Quick Cuts: "Red Lights" Movie Review by Ben Foutch

Director: Rodrigo Cortés
Writer: Rodrigo Cortés (screenplay)
Stars: Sigourney Weaver, Robert De Niro, Cillian Murphy and Elizabeth Olsen

Rated: R
Run Time: 113 min

Whether you love or hate the idea of belief in the paranormal, the fantastical concept of psychic phenomena tends to work well in the Thriller genre, where Red Lights more than comfortably resides. This surprisingly well researched adventure into the minds of both skeptics and believers, delivers an enjoyable yet awkwardly paced ride that is a more than satisfying way to kill some time on an uneventful evening.
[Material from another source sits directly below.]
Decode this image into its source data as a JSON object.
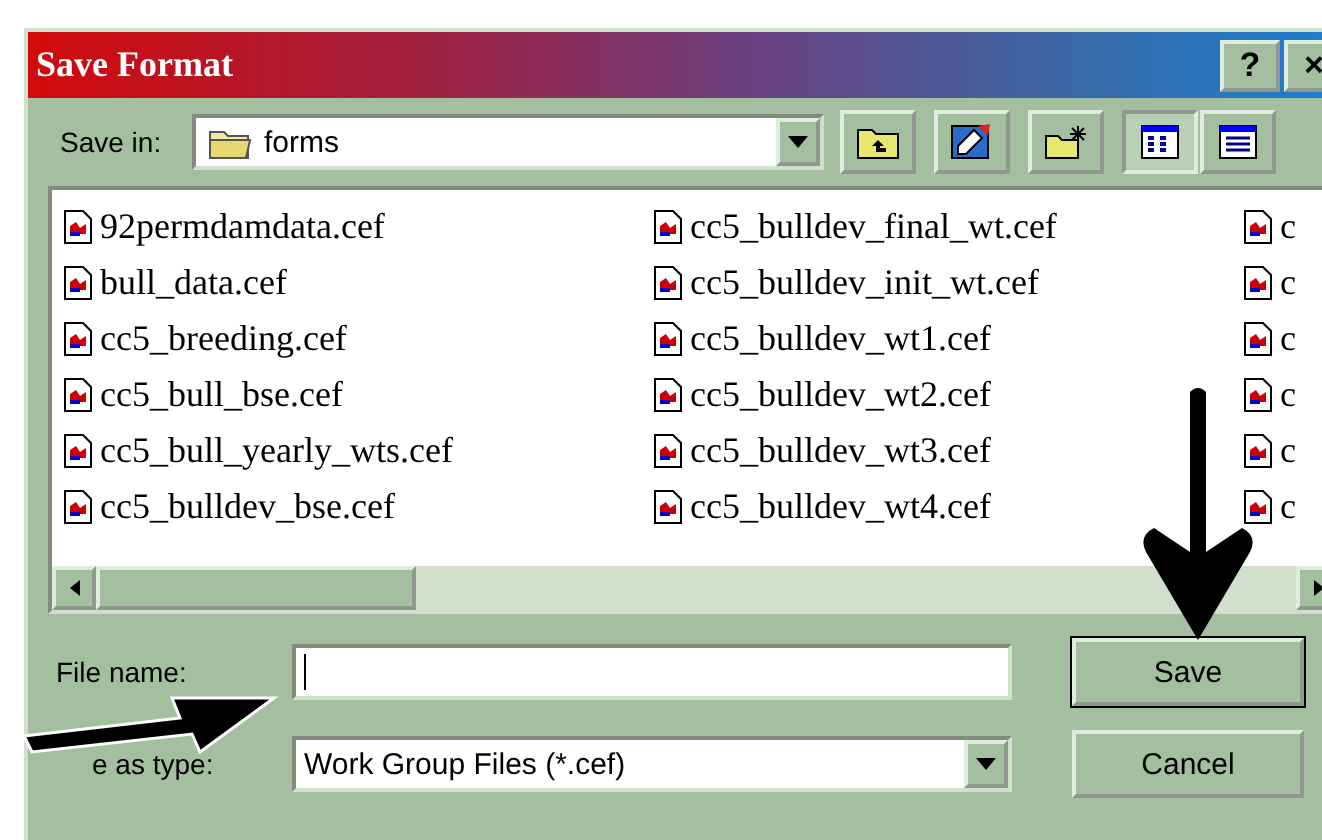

Tom Buckley (Cillian Murphy), a physicist who works with educator/part-time psychic investigator, Margaret Matheson (Sigourney Weaver), becomes obsessed with psychic Simon Silver (Robert De Niro), after he publicly reemerges from a lengthy hiatus stemming from the death a former skeptic. Buckley is determined to prove Silver as a fraud, even after Matheson's warning to stay way from the public icon.

Considering the talent involved both behind and in front of the camera, Red Lights is a disappointment in terms of what could have been. It seems content with being a standard thriller, never fully going outside of its comfort zone from script to screen. Even the controversial ending is rather safe and confined within the film's narrative bubble, completely conforming to its own title. Aside from the by-the-numbers approach, the slow developed middle portion doesn't deliver the goods after the enthralling first act.  

However, the fascinating behind-the-scenes look at psychic investigation and the approaches used in their tests lends the film more appeal than it should, and is probably the reason to give this a try. There is also just the right amount of emotional depth that stems from both Buckley and Matheson, their relationship and their back-stories   This allows the viewer to take a moment and examine their own beliefs. How much power and influence do these beliefs have over perception?

Yes, the film has its share of shortcomings and is fairly standard to the savvy film-goer. But it is still an enjoyable time with an interesting premise, backed by competent performances - although I'm still not sure De Niro was the best choice for the role of Silver. Red lights may not be great, but at least it had something to say.